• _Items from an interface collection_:
——————————

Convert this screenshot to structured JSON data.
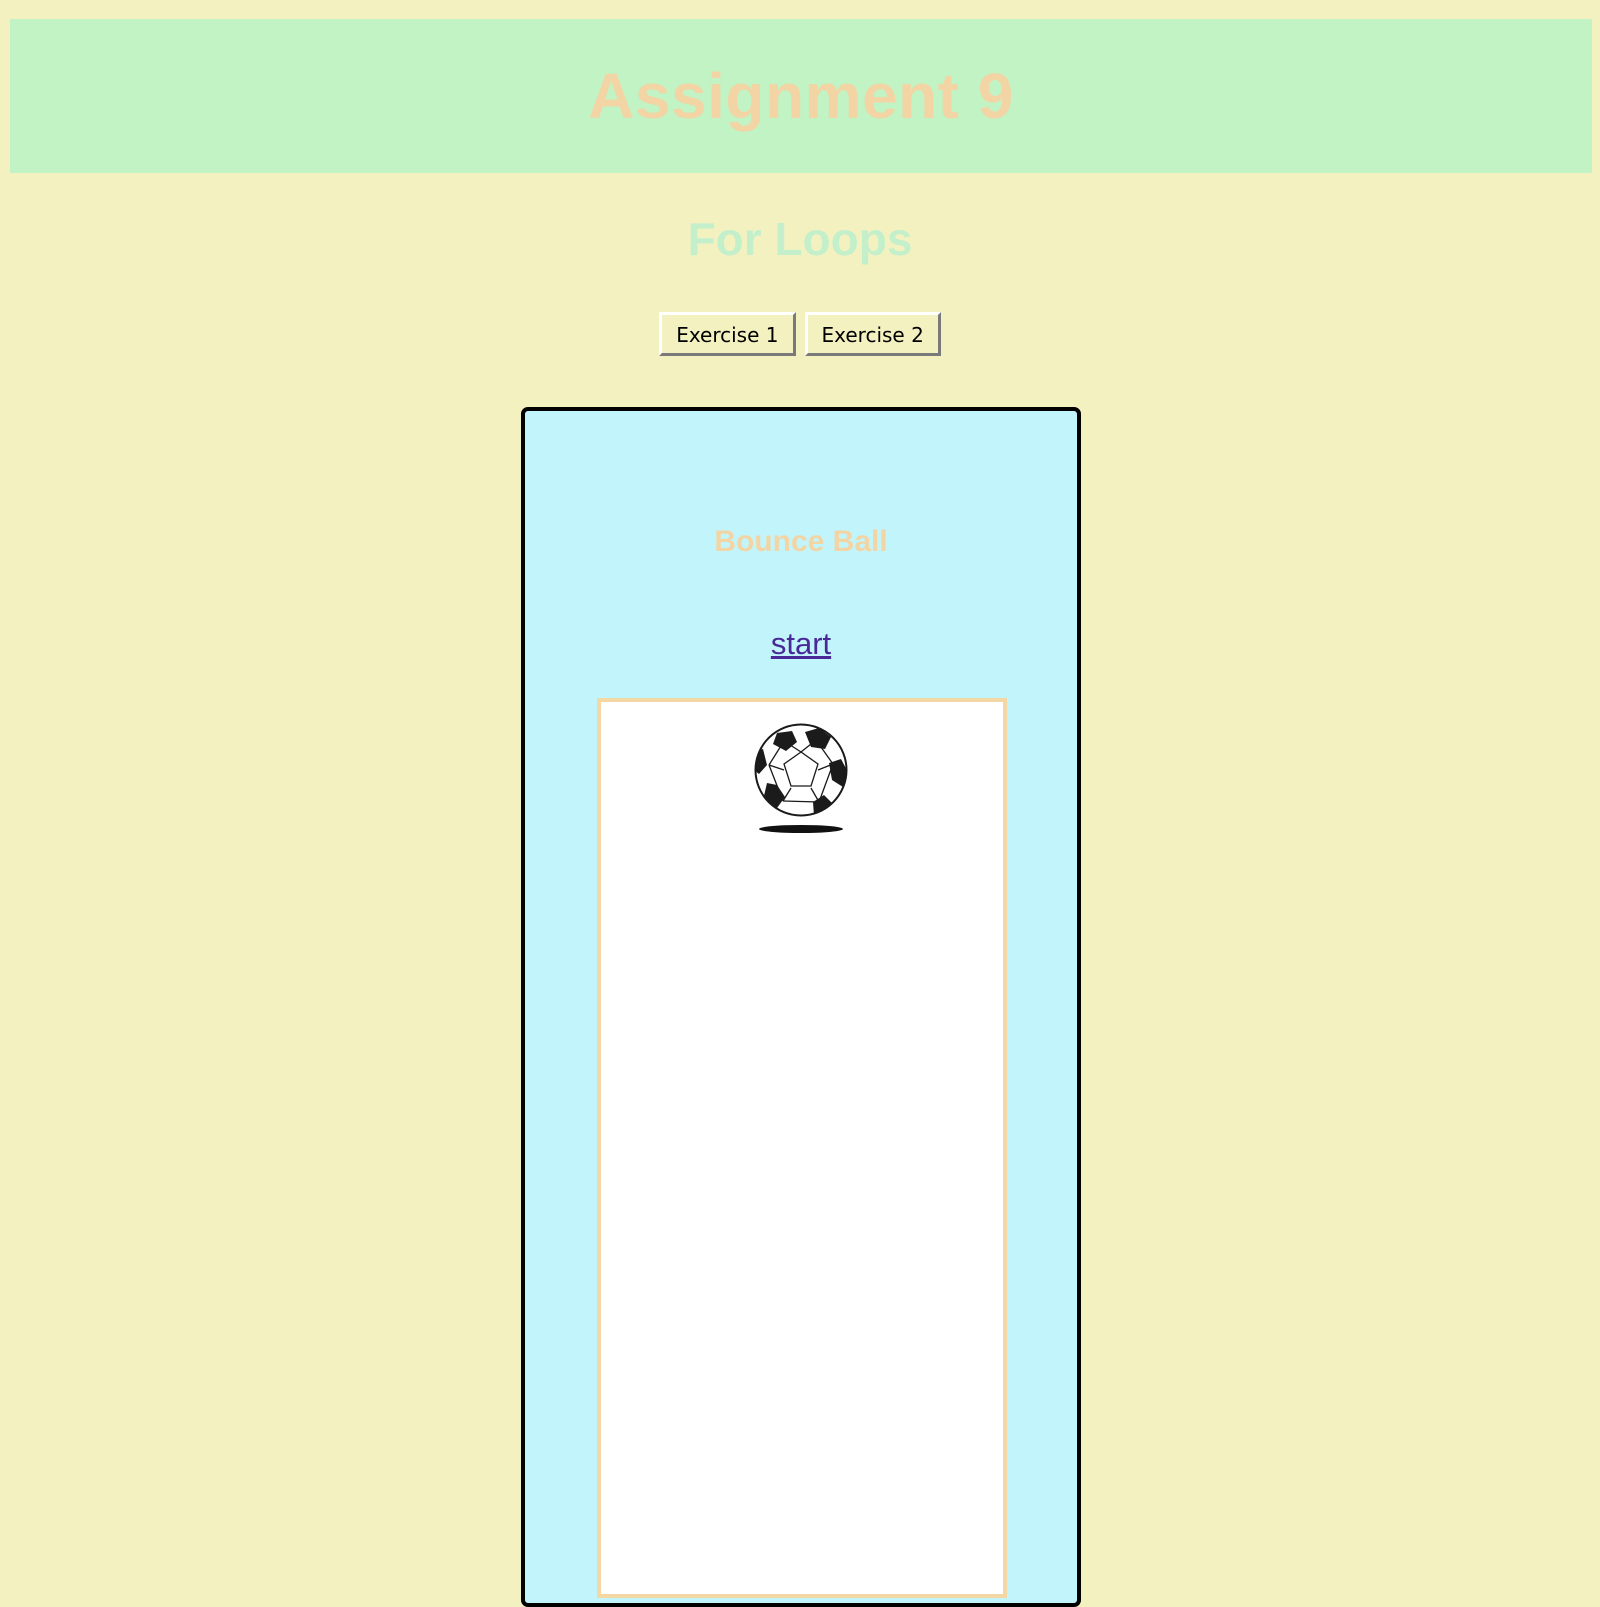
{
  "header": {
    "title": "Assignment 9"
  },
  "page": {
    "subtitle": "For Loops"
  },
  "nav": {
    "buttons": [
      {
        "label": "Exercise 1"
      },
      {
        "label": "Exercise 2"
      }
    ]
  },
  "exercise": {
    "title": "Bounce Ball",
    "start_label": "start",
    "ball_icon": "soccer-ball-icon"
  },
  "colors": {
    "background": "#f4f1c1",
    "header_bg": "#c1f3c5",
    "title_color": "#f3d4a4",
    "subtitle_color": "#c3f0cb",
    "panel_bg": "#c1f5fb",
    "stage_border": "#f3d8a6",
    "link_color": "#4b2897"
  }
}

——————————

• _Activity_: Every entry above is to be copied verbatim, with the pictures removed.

• _Written solution_:
Convert this screenshot to structured JSON data.
{
  "header": {
    "title": "Assignment 9"
  },
  "page": {
    "subtitle": "For Loops"
  },
  "nav": {
    "buttons": [
      {
        "label": "Exercise 1"
      },
      {
        "label": "Exercise 2"
      }
    ]
  },
  "exercise": {
    "title": "Bounce Ball",
    "start_label": "start",
    "ball_icon": "soccer-ball-icon"
  },
  "colors": {
    "background": "#f4f1c1",
    "header_bg": "#c1f3c5",
    "title_color": "#f3d4a4",
    "subtitle_color": "#c3f0cb",
    "panel_bg": "#c1f5fb",
    "stage_border": "#f3d8a6",
    "link_color": "#4b2897"
  }
}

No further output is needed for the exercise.